Hurricane Katrina victims arriving in PortlandThe site of Washington Monroe High School in Southeast Portland will serve as a temporary shelter for up to 1,000 refugees from the Gulf Coast region.
Citizens of Portland can rest assured that our local do-good community members are taking a pro-active role in organizing welcoming efforts for the 1,000 Katrina survivors. At this hour, there is no word from the Federal Emergency Management Agency (FEMA) as to who or when they will arrive but it could be within the next twenty-four to forty-eight hours or as late as Friday.
After a flurry of short-notice meetings on Sunday, the mechanisms and community leaders are in place to ensure a warm reception for our new guests. The initial greeting at Portland airport will take place at a specially-reserved hangar where identification, health screens, and rest and refreshment will be provided by the Red Cross and Portland Emergency Services, headed by Portland Fire Bureau’s Mike McGuire in a new position created by Mayor Tom Potter.
From the hangar, survivors will be bused to their new home at the former Washington-Monroe High School where they can expect hot showers, clean clothes, and hand cooked meals. Preparations to make that facility ready for comfortable habitation have been underway since Saturday. Mayor Potter said he first learned of the special guests’ pending arrival late Friday evening.
“It is a great testament to the strength and resiliency of our community leaders and foundations that multiple short-notice meetings and actions could be carried out over Labor Day weekend,” said one participant. At four o’clock residents from Buckman, Kearns, and Sunnyside neighborhood were gathered at Buckman Elementary where Potter introduced the cast of players in this great endeavor. On hand were representatives from the Red Cross, Salvation Army, Portland Public Schools, Portland Police Bureau, and the new Office of Emergency Management – this office receives direction from the Oregon Emergency Management Office which was initially contacted by FEMA on Friday. On site services which will be available for the survivors besides food and clothing will be phone, internet, medical, job assistance, and school registration. In addition to planned cultural activites, our special guests will also receive monthly bus passes from Trimet. The group of agency officials fielded many questions, but this reporter was most alarmed by the questions from the neighborhood concerning their personal safety from unruly survivors. One resident from Sunnyside, Mary Ann Schwab, asked whether there will be background checks to ensure that child molesters aren’t introduced into the neighborhood. The president of Kerns Neighborhood inquired, “Are we going to be safe?”

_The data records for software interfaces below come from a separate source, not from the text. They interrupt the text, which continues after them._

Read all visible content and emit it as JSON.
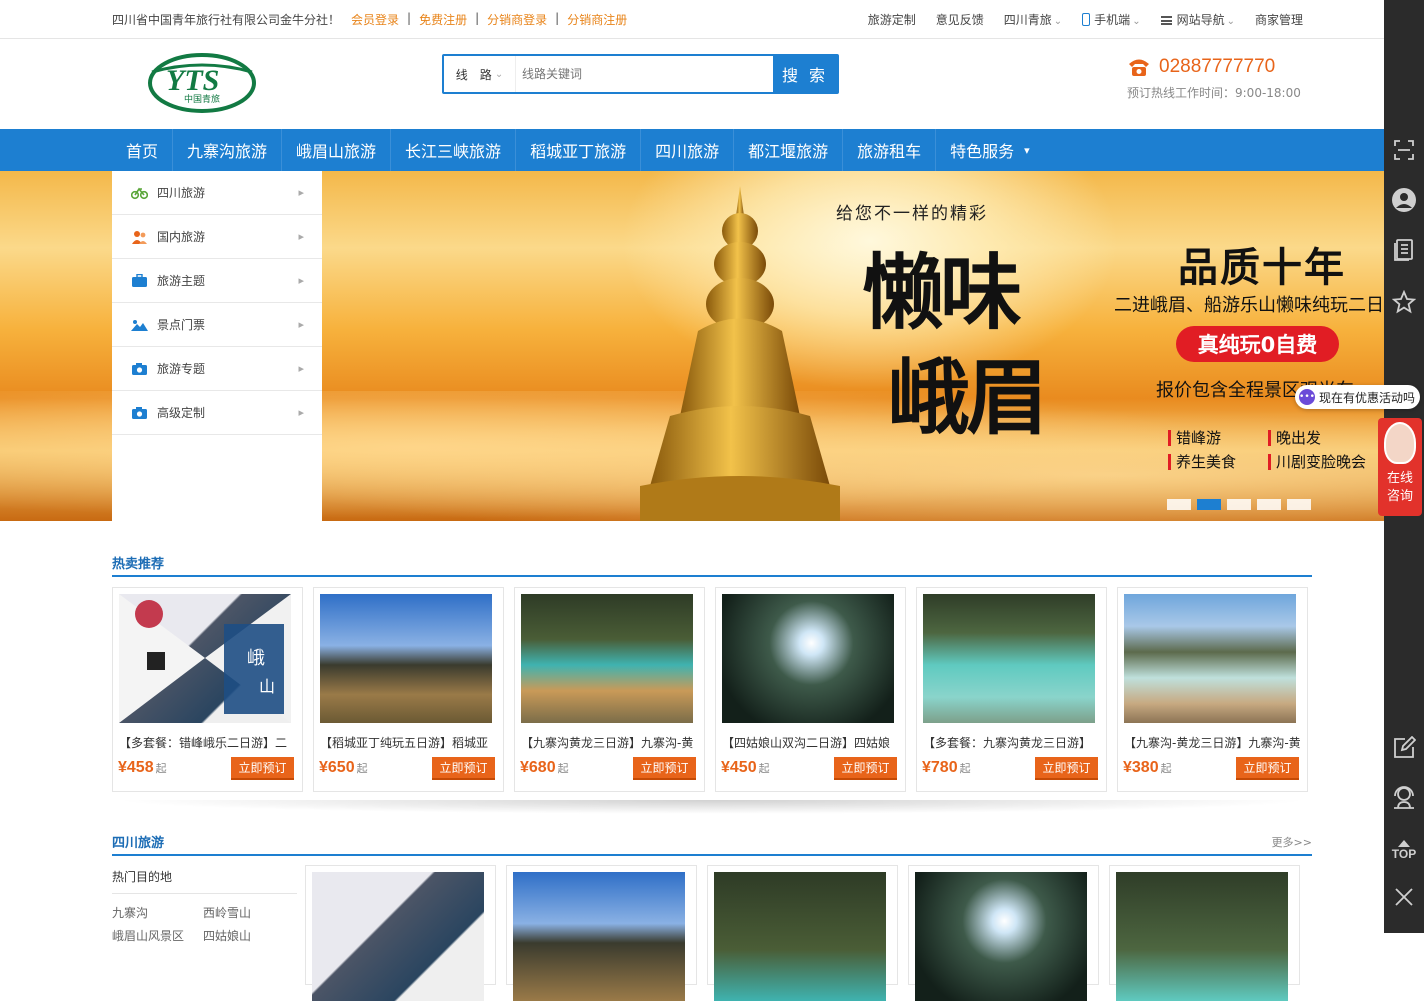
{
  "topbar": {
    "company": "四川省中国青年旅行社有限公司金牛分社！",
    "links": [
      "会员登录",
      "免费注册",
      "分销商登录",
      "分销商注册"
    ],
    "right": [
      "旅游定制",
      "意见反馈",
      "四川青旅",
      "手机端",
      "网站导航",
      "商家管理"
    ]
  },
  "header": {
    "logo_text": "YTS",
    "logo_sub": "中国青旅",
    "search_type": "线　路",
    "search_placeholder": "线路关键词",
    "search_button": "搜 索",
    "hotline": "02887777770",
    "hotline_hours": "预订热线工作时间：9:00-18:00"
  },
  "nav": [
    "首页",
    "九寨沟旅游",
    "峨眉山旅游",
    "长江三峡旅游",
    "稻城亚丁旅游",
    "四川旅游",
    "都江堰旅游",
    "旅游租车",
    "特色服务"
  ],
  "sidemenu": [
    {
      "label": "四川旅游",
      "icon": "bicycle-icon",
      "color": "#5aa63a"
    },
    {
      "label": "国内旅游",
      "icon": "people-icon",
      "color": "#e8641a"
    },
    {
      "label": "旅游主题",
      "icon": "briefcase-icon",
      "color": "#1d7fd1"
    },
    {
      "label": "景点门票",
      "icon": "landscape-icon",
      "color": "#1d7fd1"
    },
    {
      "label": "旅游专题",
      "icon": "camera-icon",
      "color": "#1d7fd1"
    },
    {
      "label": "高级定制",
      "icon": "camera-icon",
      "color": "#1d7fd1"
    }
  ],
  "banner": {
    "slogan": "给您不一样的精彩",
    "big1": "懒味",
    "big2": "峨眉",
    "quality": "品质十年",
    "sub1": "二进峨眉、船游乐山懒味纯玩二日",
    "pill": "真纯玩0自费",
    "sub2": "报价包含全程景区观光车",
    "features": [
      "错峰游",
      "晚出发",
      "养生美食",
      "川剧变脸晚会"
    ],
    "active_slide": 2,
    "slide_count": 5
  },
  "hot": {
    "title": "热卖推荐",
    "items": [
      {
        "title": "【多套餐：错峰峨乐二日游】二",
        "price": "¥458",
        "suffix": "起",
        "book": "立即预订"
      },
      {
        "title": "【稻城亚丁纯玩五日游】稻城亚",
        "price": "¥650",
        "suffix": "起",
        "book": "立即预订"
      },
      {
        "title": "【九寨沟黄龙三日游】九寨沟-黄",
        "price": "¥680",
        "suffix": "起",
        "book": "立即预订"
      },
      {
        "title": "【四姑娘山双沟二日游】四姑娘",
        "price": "¥450",
        "suffix": "起",
        "book": "立即预订"
      },
      {
        "title": "【多套餐：九寨沟黄龙三日游】",
        "price": "¥780",
        "suffix": "起",
        "book": "立即预订"
      },
      {
        "title": "【九寨沟-黄龙三日游】九寨沟-黄",
        "price": "¥380",
        "suffix": "起",
        "book": "立即预订"
      }
    ]
  },
  "sichuan": {
    "title": "四川旅游",
    "more": "更多>>",
    "dest_heading": "热门目的地",
    "destinations": [
      "九寨沟",
      "西岭雪山",
      "峨眉山风景区",
      "四姑娘山"
    ]
  },
  "float": {
    "promo": "现在有优惠活动吗",
    "consult": [
      "在线",
      "咨询"
    ]
  },
  "toolbar": {
    "top": "TOP"
  }
}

One can speculate as to whether these poor souls were watching Fox or Headline News for the basis of their prejudice, but concerns for civil liberties were put to rest by Police Chief Derrick Foxworthy, “We cannot require that US citizens undergo background checks.” As to the concerns by self-interested neighbors for their security, this reporter would suggest getting to know their neighbors first before casting judgement. As if they haven’t endured enough, this city would be ashamed to alienate our most honored guests, and fortunately our faith community is fully prepared to council the weak, the poor, and the sick at heart. At five o’clock, religious and community leaders from North Portland convened at the new Emmanuel Temple on N. Sumner. Potter and most of the same line-up presented the background information and the citizens and clergy piped up with questions concerning “what can we do” and how to maintain cultural sensitivity. There it was decided to ensure that community members will be present on each joint committee tasked by the agencies. These committees presently include operations and security, medical services, media relations, transportation, logistics, education, and public relations as well as a community advisory committee. The committees will evolve over the course of the re-habitation, as the needs of the survivors evolve in adapting to a new community or re-locate elsewhere. Several leaders have indicated that we all should be prepared for many guests that will want to be accepted as permanent residents. Of the more exciting committees, formed by Joyce Harris, is the Welcoming Committee which plans to ensure that cultural and spiritual resources are available immediately and that the multitude of weary travelers are treated with respect and dignity at every step. That is the one paramount concern of every agency working here in Portland, that each and every survivor is given the respect of a fellow human being who has been subjected to hellish conditions and who need as much support as they need to feel human again.
This will truly be one of the greatest humanitarian efforts ever undertaken by the City – probably since the Vanport flood, where, perhaps not coincidentally, it was African-Americans who were devastated by failed levees and poorly treated in response. Portland has the great honor and blessing to cherish these survivors in our midst and honor them in person for enduring what no man, woman, or child should ever have to endure. Please sign up to volunteer at Red Cross PDX If you’re ready to help with your clean clothes and non-perishable food items, bring them to the Salvation Army at – 1785 NE Sandy Blvd Portland, OR 97232 (phone 503-234-0825) — they’ll soon be in the hands of some of the most deserving people on the planet.